Yes, theres one thing that can be guaranteed that tonight is
going to be loud, but its odd that it could definitely be louder.
Still, the fact that their usual sensual chaos seems to be limited
doesnt effect their ability to get a reaction, of course. Suddenly,
we are pushed backwards towards the wall, as the ferals take charge
by forming a massive pit, throwing themselves enthusiastically against
each other in a shirtless display of primal appreciation (or homo-eroticism,
depending on how you look at it), to the point that security cut short
Right on, Frankenstein! because its clear that people
are losing their shoes, and probably their limbs.
That said, at times it does feel that the band are going through the
motions rather than totally enjoying what is happening, perhaps still
feuding enough offstage to ban any onstage connection between them-
there isnt much banter between songs, apart from a controversial
quip about Robin Williams, just to prove that Grainger hasnt
completely stopped being a bastard. Nevertheless, highlights include
Virgins (an apparent ode to a teenage suicide, hence the
Robin Williams comment); Keeler shaking his head throughout and spraying
sweat from his locks like a wet dog/ rock God; the song that everyone
seems to be waiting for in the eruptive Romantic Rights;
and defiantly closing with a cutthroat bass solo stripped straight
from old school metal during The Physical Worlds
title track. When we are waiting to get out of the club, it smells
like someone has shat themselves, perhaps testament to the fact that,

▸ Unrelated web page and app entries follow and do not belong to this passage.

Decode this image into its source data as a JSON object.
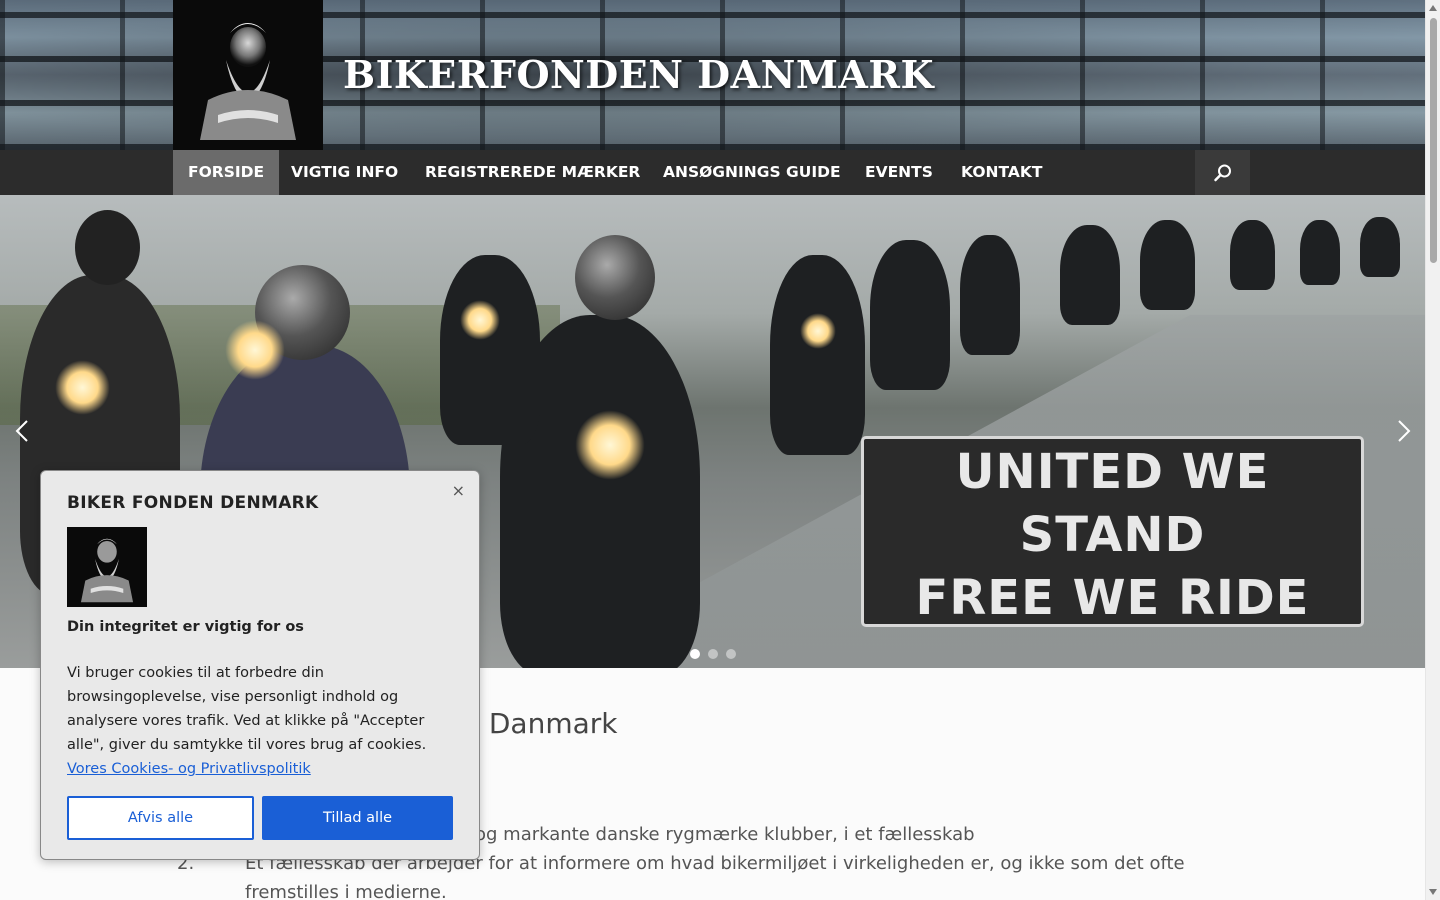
{
  "header": {
    "site_title": "BIKERFONDEN DANMARK",
    "logo_icon": "bearded-warrior-logo"
  },
  "nav": {
    "items": [
      {
        "label": "FORSIDE",
        "active": true
      },
      {
        "label": "VIGTIG INFO",
        "active": false
      },
      {
        "label": "REGISTREREDE MÆRKER",
        "active": false
      },
      {
        "label": "ANSØGNINGS GUIDE",
        "active": false
      },
      {
        "label": "EVENTS",
        "active": false
      },
      {
        "label": "KONTAKT",
        "active": false
      }
    ],
    "search_icon": "search-icon"
  },
  "slider": {
    "caption_line1": "UNITED WE",
    "caption_line2": "STAND",
    "caption_line3": "FREE WE RIDE",
    "slide_count": 3,
    "active_slide": 1
  },
  "content": {
    "heading_partial": "en Danmark",
    "list": [
      {
        "num": "",
        "text": "og markante danske rygmærke klubber, i et fællesskab"
      },
      {
        "num": "2.",
        "text": "Et fællesskab der arbejder for at informere om hvad bikermiljøet i virkeligheden er, og ikke som det ofte fremstilles i medierne."
      }
    ]
  },
  "cookie": {
    "title": "BIKER FONDEN DENMARK",
    "subtitle": "Din integritet er vigtig for os",
    "body": "Vi bruger cookies til at forbedre din browsingoplevelse, vise personligt indhold og analysere vores trafik. Ved at klikke på \"Accepter alle\", giver du samtykke til vores brug af cookies.",
    "link": "Vores Cookies- og Privatlivspolitik",
    "reject_label": "Afvis alle",
    "accept_label": "Tillad alle",
    "close_label": "×"
  },
  "colors": {
    "nav_bg": "#2c2c2c",
    "nav_active": "#6b6b6b",
    "accent_blue": "#1a5fd6"
  }
}
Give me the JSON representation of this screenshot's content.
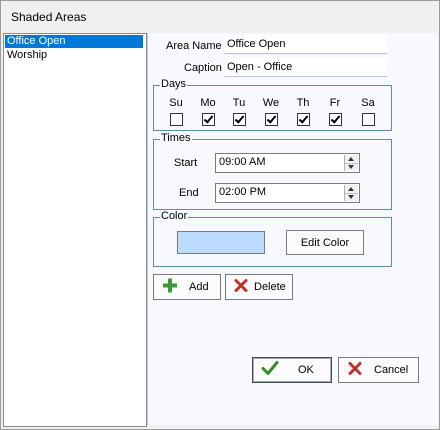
{
  "window": {
    "title": "Shaded Areas"
  },
  "areas": [
    {
      "label": "Office Open",
      "selected": true
    },
    {
      "label": "Worship",
      "selected": false
    }
  ],
  "form": {
    "area_name_label": "Area Name",
    "area_name_value": "Office Open",
    "caption_label": "Caption",
    "caption_value": "Open - Office"
  },
  "days": {
    "legend": "Days",
    "items": [
      {
        "label": "Su",
        "checked": false
      },
      {
        "label": "Mo",
        "checked": true
      },
      {
        "label": "Tu",
        "checked": true
      },
      {
        "label": "We",
        "checked": true
      },
      {
        "label": "Th",
        "checked": true
      },
      {
        "label": "Fr",
        "checked": true
      },
      {
        "label": "Sa",
        "checked": false
      }
    ]
  },
  "times": {
    "legend": "Times",
    "start_label": "Start",
    "start_value": "09:00 AM",
    "end_label": "End",
    "end_value": "02:00 PM"
  },
  "color": {
    "legend": "Color",
    "swatch": "#bcdcff",
    "edit_label": "Edit Color"
  },
  "actions": {
    "add_label": "Add",
    "add_icon": "plus-icon",
    "delete_label": "Delete",
    "delete_icon": "x-icon",
    "ok_label": "OK",
    "ok_icon": "check-icon",
    "cancel_label": "Cancel",
    "cancel_icon": "x-icon"
  },
  "colors": {
    "selection": "#0078d7",
    "group_border": "#5b8ea6",
    "plus_green": "#3a9a3a",
    "delete_red": "#c0302a",
    "check_green": "#3a8a2a"
  }
}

despite being a more muted version of themselves this evening, DFA1979
are still loud and exciting enough to inspire that, at the very least.
Words and pix : Anna C